» **The task**
Every record below should be printed exactly as it appears.

--- START ---

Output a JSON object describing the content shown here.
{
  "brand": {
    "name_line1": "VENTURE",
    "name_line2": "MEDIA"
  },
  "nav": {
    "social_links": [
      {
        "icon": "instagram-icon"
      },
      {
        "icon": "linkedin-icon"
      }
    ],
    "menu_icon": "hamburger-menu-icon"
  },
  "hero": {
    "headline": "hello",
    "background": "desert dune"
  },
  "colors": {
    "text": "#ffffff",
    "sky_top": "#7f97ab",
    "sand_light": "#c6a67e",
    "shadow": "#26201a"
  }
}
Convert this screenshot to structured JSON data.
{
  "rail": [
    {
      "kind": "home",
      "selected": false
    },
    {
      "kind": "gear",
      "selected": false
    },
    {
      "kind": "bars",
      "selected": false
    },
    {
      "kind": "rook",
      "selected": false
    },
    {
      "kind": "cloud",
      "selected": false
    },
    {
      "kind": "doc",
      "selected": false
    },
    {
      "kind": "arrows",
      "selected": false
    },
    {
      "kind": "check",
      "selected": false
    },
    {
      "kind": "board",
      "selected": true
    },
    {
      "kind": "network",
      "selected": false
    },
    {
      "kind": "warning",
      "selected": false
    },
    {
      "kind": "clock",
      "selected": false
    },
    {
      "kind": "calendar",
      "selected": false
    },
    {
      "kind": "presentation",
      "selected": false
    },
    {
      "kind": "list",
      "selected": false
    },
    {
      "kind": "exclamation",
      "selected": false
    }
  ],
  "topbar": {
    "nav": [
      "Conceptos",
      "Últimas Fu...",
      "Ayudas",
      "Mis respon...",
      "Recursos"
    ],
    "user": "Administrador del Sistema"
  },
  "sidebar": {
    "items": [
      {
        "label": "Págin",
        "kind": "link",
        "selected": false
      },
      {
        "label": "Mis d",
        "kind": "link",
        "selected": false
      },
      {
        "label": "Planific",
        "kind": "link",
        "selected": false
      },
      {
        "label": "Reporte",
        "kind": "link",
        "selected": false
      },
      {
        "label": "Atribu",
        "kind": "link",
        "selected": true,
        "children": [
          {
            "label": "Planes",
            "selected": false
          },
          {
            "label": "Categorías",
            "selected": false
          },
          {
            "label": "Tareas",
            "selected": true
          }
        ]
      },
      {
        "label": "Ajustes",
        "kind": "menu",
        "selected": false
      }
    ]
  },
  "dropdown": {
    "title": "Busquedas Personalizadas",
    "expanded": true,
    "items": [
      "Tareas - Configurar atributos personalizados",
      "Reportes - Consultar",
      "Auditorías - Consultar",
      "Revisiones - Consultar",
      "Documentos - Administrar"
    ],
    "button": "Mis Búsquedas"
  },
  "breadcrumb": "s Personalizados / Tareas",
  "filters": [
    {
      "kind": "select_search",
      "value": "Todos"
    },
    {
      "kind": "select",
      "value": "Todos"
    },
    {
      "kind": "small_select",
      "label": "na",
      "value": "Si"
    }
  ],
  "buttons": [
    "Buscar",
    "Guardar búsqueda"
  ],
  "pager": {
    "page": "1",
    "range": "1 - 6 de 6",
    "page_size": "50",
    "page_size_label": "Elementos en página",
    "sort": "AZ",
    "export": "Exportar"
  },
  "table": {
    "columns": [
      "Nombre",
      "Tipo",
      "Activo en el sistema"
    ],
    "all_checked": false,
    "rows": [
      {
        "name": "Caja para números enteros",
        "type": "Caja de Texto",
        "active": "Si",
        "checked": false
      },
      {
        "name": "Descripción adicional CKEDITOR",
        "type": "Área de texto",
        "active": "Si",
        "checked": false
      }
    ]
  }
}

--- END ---

» **Reply to the exercise**
Output a JSON object describing the content shown here.
{
  "brand": {
    "name_line1": "VENTURE",
    "name_line2": "MEDIA"
  },
  "nav": {
    "social_links": [
      {
        "icon": "instagram-icon"
      },
      {
        "icon": "linkedin-icon"
      }
    ],
    "menu_icon": "hamburger-menu-icon"
  },
  "hero": {
    "headline": "hello",
    "background": "desert dune"
  },
  "colors": {
    "text": "#ffffff",
    "sky_top": "#7f97ab",
    "sand_light": "#c6a67e",
    "shadow": "#26201a"
  }
}
Convert this screenshot to structured JSON data.
{
  "rail": [
    {
      "kind": "home",
      "selected": false
    },
    {
      "kind": "gear",
      "selected": false
    },
    {
      "kind": "bars",
      "selected": false
    },
    {
      "kind": "rook",
      "selected": false
    },
    {
      "kind": "cloud",
      "selected": false
    },
    {
      "kind": "doc",
      "selected": false
    },
    {
      "kind": "arrows",
      "selected": false
    },
    {
      "kind": "check",
      "selected": false
    },
    {
      "kind": "board",
      "selected": true
    },
    {
      "kind": "network",
      "selected": false
    },
    {
      "kind": "warning",
      "selected": false
    },
    {
      "kind": "clock",
      "selected": false
    },
    {
      "kind": "calendar",
      "selected": false
    },
    {
      "kind": "presentation",
      "selected": false
    },
    {
      "kind": "list",
      "selected": false
    },
    {
      "kind": "exclamation",
      "selected": false
    }
  ],
  "topbar": {
    "nav": [
      "Conceptos",
      "Últimas Fu...",
      "Ayudas",
      "Mis respon...",
      "Recursos"
    ],
    "user": "Administrador del Sistema"
  },
  "sidebar": {
    "items": [
      {
        "label": "Págin",
        "kind": "link",
        "selected": false
      },
      {
        "label": "Mis d",
        "kind": "link",
        "selected": false
      },
      {
        "label": "Planific",
        "kind": "link",
        "selected": false
      },
      {
        "label": "Reporte",
        "kind": "link",
        "selected": false
      },
      {
        "label": "Atribu",
        "kind": "link",
        "selected": true,
        "children": [
          {
            "label": "Planes",
            "selected": false
          },
          {
            "label": "Categorías",
            "selected": false
          },
          {
            "label": "Tareas",
            "selected": true
          }
        ]
      },
      {
        "label": "Ajustes",
        "kind": "menu",
        "selected": false
      }
    ]
  },
  "dropdown": {
    "title": "Busquedas Personalizadas",
    "expanded": true,
    "items": [
      "Tareas - Configurar atributos personalizados",
      "Reportes - Consultar",
      "Auditorías - Consultar",
      "Revisiones - Consultar",
      "Documentos - Administrar"
    ],
    "button": "Mis Búsquedas"
  },
  "breadcrumb": "s Personalizados / Tareas",
  "filters": [
    {
      "kind": "select_search",
      "value": "Todos"
    },
    {
      "kind": "select",
      "value": "Todos"
    },
    {
      "kind": "small_select",
      "label": "na",
      "value": "Si"
    }
  ],
  "buttons": [
    "Buscar",
    "Guardar búsqueda"
  ],
  "pager": {
    "page": "1",
    "range": "1 - 6 de 6",
    "page_size": "50",
    "page_size_label": "Elementos en página",
    "sort": "AZ",
    "export": "Exportar"
  },
  "table": {
    "columns": [
      "Nombre",
      "Tipo",
      "Activo en el sistema"
    ],
    "all_checked": false,
    "rows": [
      {
        "name": "Caja para números enteros",
        "type": "Caja de Texto",
        "active": "Si",
        "checked": false
      },
      {
        "name": "Descripción adicional CKEDITOR",
        "type": "Área de texto",
        "active": "Si",
        "checked": false
      }
    ]
  }
}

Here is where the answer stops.